The poem that brought her to the attention of people, “Riddym Ravings” in 1988, was written out of her schizophrenia, as she asked the doctors in the hospital to “tek de radio outa mi head” and they also asked her push up the belly. and listen to her unborn child. In “Red Rebel Song” she admitted that she was “raw fire mad”. But this madness also spread to the voice of the field slave, forced down on “Massa’s bed”, and to the resulting half-breed, a brown-skinned rebel like herself, tired of the “black-and-white question” and emphatic. that “mi nah/tek do not abuse from the direction of eida”. She also found her own voice in the wind, the Crafts that blew ancestral echoes and the cries of African slaves, and she kept the name Breeze, only changing the spelling, even after that first marriage ended. . “Binta” she took, in the Rasta years of her 20s, as a West African name meaning “daughter of him”. The daughter of the wind. That’s where she was after death, not with roots and worms.
From 1985 she divided her life between England, world tours, and Jamaica, between patwa (just Jamaican, as she thought of it) and the standard English she had spoken in her middle-class family. But English voices rarely came through, only those of the home, and the women of the home. He felt a duty to record them, as the single woman in a wonderfully macho world. At first she downplayed her femininity, wearing military khakis to play, but not for long. Dub had to adapt to her, not the other way around. She loved that wild, funky reggae beat, along with Rastafarian chants and African drums – which Bob Marley admired, and all that it meant for self-confidence and independence Jamaican – but women’s lives were too fluid and complicated for all that masculine swagger. Reggae could sound as hard as iambic pentameter, so she mixed in rhythms from jazz and mento, Jamaican folk music, and, for quieter contributions, she took blues out of her sleeve.
So she spoke out for all the working class women who lived on her end. The man of the house, her apron “all the greases from … cooking enough greens”, who smells it before she puts it up for the laundry; the wife of “ordinary mawning” who, after sending the children off to school (“wish I’d never begotten but Lawd/mi love dem”), and thought what who cooked for dinner, suddenly bursting out in front of them. frog himself peed on the line; the general condition of men who pass through, but do not stay. The voices spread further, until the whole third world of women was crying in her too. In one of her collections, “Third World Girl”, a defiant black teenager was covered showing off her new young breasts. In the title poem this girl was looking through the bushes as the rich world tourist waved on his fenced beach, reminding him that he didn’t know her, wasn’t supposed to he accepted that he could touch her, and that “the rape was done.”
Life was a burden to these women, as it often was.
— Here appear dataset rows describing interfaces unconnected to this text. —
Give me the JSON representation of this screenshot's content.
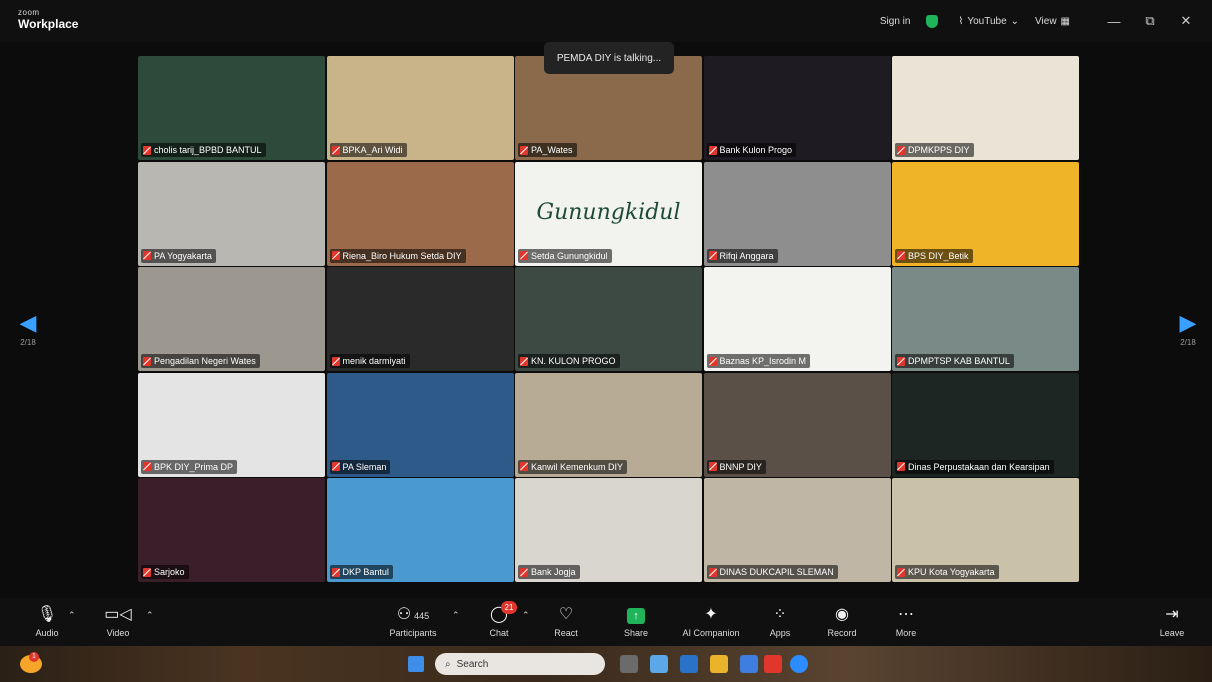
{
  "app": {
    "logo_small": "zoom",
    "logo_large": "Workplace"
  },
  "titlebar": {
    "sign_in": "Sign in",
    "youtube": "YouTube",
    "view": "View",
    "minimize": "—",
    "restore": "⧉",
    "close": "✕"
  },
  "talking_indicator": "PEMDA DIY is talking...",
  "pager": {
    "prev_page": "2/18",
    "next_page": "2/18"
  },
  "tiles": [
    {
      "name": "cholis tarij_BPBD BANTUL",
      "bg": "#2d4a3a"
    },
    {
      "name": "BPKA_Ari Widi",
      "bg": "#c9b48a"
    },
    {
      "name": "PA_Wates",
      "bg": "#8a6a4a"
    },
    {
      "name": "Bank Kulon Progo",
      "bg": "#1f1b22"
    },
    {
      "name": "DPMKPPS DIY",
      "bg": "#e9e4d6"
    },
    {
      "name": "PA Yogyakarta",
      "bg": "#b8b7b2"
    },
    {
      "name": "Riena_Biro Hukum Setda DIY",
      "bg": "#9a6a4a"
    },
    {
      "name": "Setda Gunungkidul",
      "bg": "#f2f2ee",
      "center_text": "Gunungkidul"
    },
    {
      "name": "Rifqi Anggara",
      "bg": "#8e8e8e"
    },
    {
      "name": "BPS DIY_Betik",
      "bg": "#f0b429"
    },
    {
      "name": "Pengadilan Negeri Wates",
      "bg": "#9c9890"
    },
    {
      "name": "menik darmiyati",
      "bg": "#2a2a2a"
    },
    {
      "name": "KN. KULON PROGO",
      "bg": "#3d4a44"
    },
    {
      "name": "Baznas KP_Isrodin M",
      "bg": "#f3f3ef"
    },
    {
      "name": "DPMPTSP KAB BANTUL",
      "bg": "#7a8a86"
    },
    {
      "name": "BPK DIY_Prima DP",
      "bg": "#e4e4e4"
    },
    {
      "name": "PA Sleman",
      "bg": "#2e5a8a"
    },
    {
      "name": "Kanwil Kemenkum DIY",
      "bg": "#b7ab95"
    },
    {
      "name": "BNNP DIY",
      "bg": "#5b5048"
    },
    {
      "name": "Dinas Perpustakaan dan Kearsipan",
      "bg": "#1e2624"
    },
    {
      "name": "Sarjoko",
      "bg": "#3a1f2a"
    },
    {
      "name": "DKP Bantul",
      "bg": "#4a9ad0"
    },
    {
      "name": "Bank Jogja",
      "bg": "#d9d6d0"
    },
    {
      "name": "DINAS DUKCAPIL SLEMAN",
      "bg": "#bfb6a6"
    },
    {
      "name": "KPU Kota Yogyakarta",
      "bg": "#c9c1a8"
    }
  ],
  "toolbar": {
    "audio": "Audio",
    "video": "Video",
    "participants": "Participants",
    "participants_count": "445",
    "chat": "Chat",
    "chat_badge": "21",
    "react": "React",
    "share": "Share",
    "ai_companion": "AI Companion",
    "apps": "Apps",
    "record": "Record",
    "more": "More",
    "leave": "Leave"
  },
  "taskbar": {
    "search_placeholder": "Search",
    "weather_badge": "1"
  },
  "colors": {
    "accent_blue": "#3aa0ff",
    "share_green": "#1fb35a",
    "alert_red": "#e0362c"
  }
}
She had six or seven breakdowns, when she would put herself in the hospital and babysit her mother. But in good times she couldn’t be happier, full of a smiling smile, sitting cheerfully on her verandah and going with the neighbors to drink beer. Women also had compensation for their poems. The housewife in “Spring Cleaning”, for example, is soothed by the 23rd Psalm:
goodness and mercy will surely follow me
she picks up a broom/and she sweeps
all the days of my life / and she sweeps…
As for her sisters in the Caribbean in general, she saw them walking proudly, “making a mountain/wid we foot”, touching their hips, carrying on their heads what looked like a burden but was in the freedom of water, giving life and saving life. “Chile, never forget a sight”, her grandmother had told her: a sight that brightened her eyes and washed through her like a cooling spring. She would not forget. She may be mad, but she wasn’t going to live like Bertha Mason in “Jane Eyre”, sitting in the attic, “my song lock up tight/eena mi troat”, until she set the place on fire. She was going to sing long, loud and now, her voice. His song. ■